## INSTRUCTIONS FOR THE TASK
Copy out each line of the data below in which the string "this" appears.

## TASK INPUT
━━━━━━━━

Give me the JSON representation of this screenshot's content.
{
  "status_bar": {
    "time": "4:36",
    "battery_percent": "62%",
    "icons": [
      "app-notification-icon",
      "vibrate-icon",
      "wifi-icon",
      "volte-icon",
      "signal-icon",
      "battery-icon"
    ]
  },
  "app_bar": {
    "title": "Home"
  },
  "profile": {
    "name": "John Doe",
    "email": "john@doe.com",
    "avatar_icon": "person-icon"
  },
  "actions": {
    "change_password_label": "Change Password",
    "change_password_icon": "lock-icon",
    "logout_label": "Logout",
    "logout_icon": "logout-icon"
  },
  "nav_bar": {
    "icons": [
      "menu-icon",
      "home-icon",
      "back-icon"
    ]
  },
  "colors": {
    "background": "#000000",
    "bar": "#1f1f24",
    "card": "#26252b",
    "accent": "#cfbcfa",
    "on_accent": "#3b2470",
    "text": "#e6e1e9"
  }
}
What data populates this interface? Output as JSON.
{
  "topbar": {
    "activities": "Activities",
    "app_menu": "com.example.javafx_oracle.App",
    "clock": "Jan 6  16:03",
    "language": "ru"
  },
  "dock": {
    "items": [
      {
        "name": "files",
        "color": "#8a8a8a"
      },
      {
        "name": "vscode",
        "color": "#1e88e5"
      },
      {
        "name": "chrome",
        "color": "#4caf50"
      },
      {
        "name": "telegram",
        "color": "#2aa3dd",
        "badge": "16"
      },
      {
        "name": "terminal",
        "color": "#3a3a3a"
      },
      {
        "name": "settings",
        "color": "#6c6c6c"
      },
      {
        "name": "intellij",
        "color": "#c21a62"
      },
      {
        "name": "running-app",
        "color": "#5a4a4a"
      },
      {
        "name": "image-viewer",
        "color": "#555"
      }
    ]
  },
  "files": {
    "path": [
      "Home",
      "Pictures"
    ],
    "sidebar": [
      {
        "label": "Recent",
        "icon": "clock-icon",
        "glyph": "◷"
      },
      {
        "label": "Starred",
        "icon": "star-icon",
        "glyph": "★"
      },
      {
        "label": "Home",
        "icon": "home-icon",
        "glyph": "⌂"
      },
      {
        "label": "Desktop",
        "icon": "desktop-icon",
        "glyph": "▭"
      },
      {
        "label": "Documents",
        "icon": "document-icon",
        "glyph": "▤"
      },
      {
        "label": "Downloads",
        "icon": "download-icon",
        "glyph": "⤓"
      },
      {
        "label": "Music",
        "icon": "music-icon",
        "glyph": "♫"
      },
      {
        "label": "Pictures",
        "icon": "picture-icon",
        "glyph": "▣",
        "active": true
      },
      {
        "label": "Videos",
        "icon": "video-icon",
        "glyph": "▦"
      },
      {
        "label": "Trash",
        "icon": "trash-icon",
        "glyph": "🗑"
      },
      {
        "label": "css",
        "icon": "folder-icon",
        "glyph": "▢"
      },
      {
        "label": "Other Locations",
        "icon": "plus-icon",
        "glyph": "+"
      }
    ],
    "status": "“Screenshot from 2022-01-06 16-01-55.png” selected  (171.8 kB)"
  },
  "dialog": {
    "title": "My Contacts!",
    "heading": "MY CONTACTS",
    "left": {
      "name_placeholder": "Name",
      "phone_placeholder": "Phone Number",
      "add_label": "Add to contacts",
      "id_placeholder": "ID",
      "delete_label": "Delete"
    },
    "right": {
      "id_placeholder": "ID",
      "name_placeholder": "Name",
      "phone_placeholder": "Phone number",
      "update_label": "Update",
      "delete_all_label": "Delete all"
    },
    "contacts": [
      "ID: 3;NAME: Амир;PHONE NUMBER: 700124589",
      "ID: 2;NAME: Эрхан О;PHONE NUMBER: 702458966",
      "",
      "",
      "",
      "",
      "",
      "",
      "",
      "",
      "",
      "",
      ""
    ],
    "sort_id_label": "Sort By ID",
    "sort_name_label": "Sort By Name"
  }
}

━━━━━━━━

## RESULT
Give me the JSON representation of this screenshot's content.
What data populates this interface? Output as JSON.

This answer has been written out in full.